Employers' attitudes to flexibility can be constricted and you become a cost to them – they won't admit that of course, but lone parents often end up with poor choices as a result. It's one thing getting a few hours' work in a cafe or shop, but it's not going to get them off benefits or on a career ladder.
"It's not so much about the childcare," he adds. "It's the type of care. Lone parents are often left in the poorly funded community creche market and, even if they are working, peripheral costs like transport or providing afterschool care eat into earnings."
Senator Ivana Bacik has been vocal on family equality issues for years. "Initiatives like the provision of the second free pre-school year would be a great starting point for women or men returning to work after taking a break to raise children," she says. "However, ideally we'd have paid paternity leave, paid childcare and greater supports for families making those choices.
"The cost of the gap can be enormous and it's not just an economic one, of course – parents have to decide if they want to stay at home, or if they want to return to paid work. We should try and build a system where there's recognition that time out is not time lost, but suspended.
"There is strong legislation in place to protect workers' rights, but we need to explore that there is no disadvantage in taking time out to look after children because women often leave during critical career years."
Ms Bacik admits it is much easier in the public sector to avail of career breaks without the same losses which apply in the private sector or to the self-employed.
One of those big losses is the hit to pensions.
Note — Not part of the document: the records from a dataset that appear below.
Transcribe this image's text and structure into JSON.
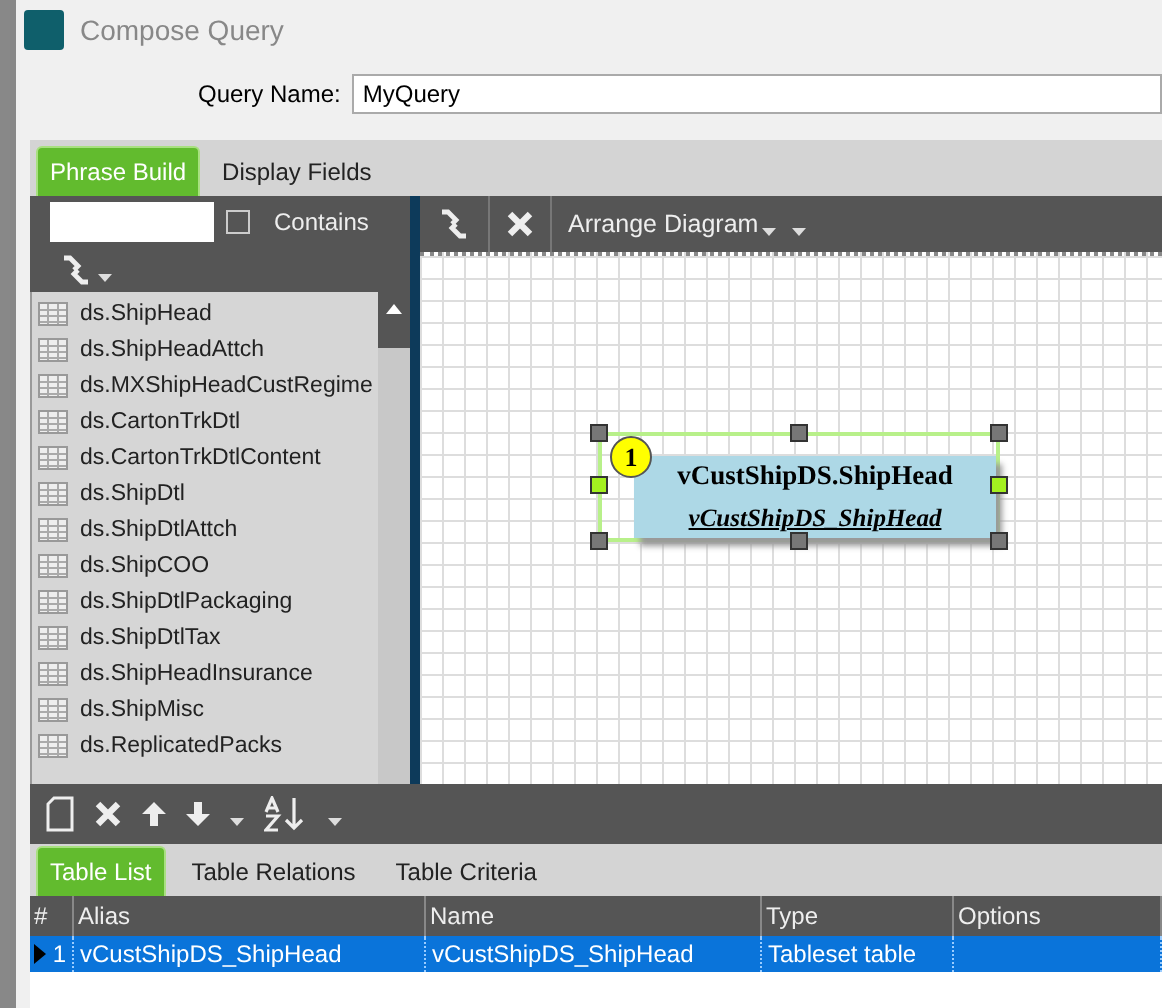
{
  "window": {
    "title": "Compose Query"
  },
  "query_name": {
    "label": "Query Name:",
    "value": "MyQuery"
  },
  "tabs": [
    {
      "label": "Phrase Build",
      "selected": true
    },
    {
      "label": "Display Fields",
      "selected": false
    }
  ],
  "table_search": {
    "contains_label": "Contains",
    "contains_checked": false
  },
  "tables": [
    "ds.ShipHead",
    "ds.ShipHeadAttch",
    "ds.MXShipHeadCustRegime",
    "ds.CartonTrkDtl",
    "ds.CartonTrkDtlContent",
    "ds.ShipDtl",
    "ds.ShipDtlAttch",
    "ds.ShipCOO",
    "ds.ShipDtlPackaging",
    "ds.ShipDtlTax",
    "ds.ShipHeadInsurance",
    "ds.ShipMisc",
    "ds.ReplicatedPacks"
  ],
  "diagram_toolbar": {
    "arrange_label": "Arrange Diagram"
  },
  "diagram_nodes": [
    {
      "number": "1",
      "title": "vCustShipDS.ShipHead",
      "alias": "vCustShipDS_ShipHead",
      "selected": true
    }
  ],
  "bottom_tabs": [
    {
      "label": "Table List",
      "selected": true
    },
    {
      "label": "Table Relations",
      "selected": false
    },
    {
      "label": "Table Criteria",
      "selected": false
    }
  ],
  "table": {
    "columns": [
      "#",
      "Alias",
      "Name",
      "Type",
      "Options"
    ],
    "rows": [
      {
        "cells": [
          "1",
          "vCustShipDS_ShipHead",
          "vCustShipDS_ShipHead",
          "Tableset table",
          ""
        ],
        "selected": true
      }
    ]
  }
}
A five-year career break can cost up to one third of a woman's pension, or €200,000 in pension funds, according to Samantha McConnell of IFG Corporate Pensions.
"Many women in the Irish workforce are simply not aware of the long-term financial impact of having a family on the retirement provision for the stay-at-home spouse, which is usually the woman."
IFG ran a study looking at the effect a career break to mind children can have on future pensions. "A mother who decides to stay at home for five years from 35 to 40 would end up with a pension fund worth €194,316 less than if she had uninterrupted service to retirement at 68.
"This is an almost one-third reduction in their pension fund, which seems a lot considering that the worker was only away from the workplace for a relatively short percentage of her overall working life."
However, the period out of the workforce can be up to 15 years, which will have a huge effect on the amount that they and their employer contribute to their pension.
It's interesting to note that 45pc of all Irish women aged 15 to 64 are currently not officially in the workforce and, therefore, have no official earnings.
"And the crux of the matter is that women actually need more money than their male partners at retirement, as longevity statistics show that women who reach retirement age can now expect to live until 88, compared to men's life-expectancy of 85," adds McConnell.
Of course, it's not all about money. Psychologist Maeve Halpin, of Appletree Health & Wellness in Ranelagh, says: "Leaving baby can generate a plethora of conflicting emotions.
"While the child's separation anxiety is expected, the mother's may come as a surprise.
"She can feel sad and resentful about missing out on her child's first word or steps.
"The second emotion is, of course, guilt. Many women of our generation will be daughters of stay-at-home mothers and will be acutely aware they are not available to their children.
"Mothers at work can feel guilty that they are enjoying work life; at home they can feel guilty they are not staying late in the office like their colleagues. It can absolutely feel like a no-win situation."
Add tiredness and stress factors due to lack of sleep and it can be an incredibly difficult time. The added financial worries don't help while families struggle to pay for the costs involved – whether mum goes back to work or not.
All tables courtesy of chartered accountant Tommy McGibney, of McGibney & Co in Virginia, Co Cavan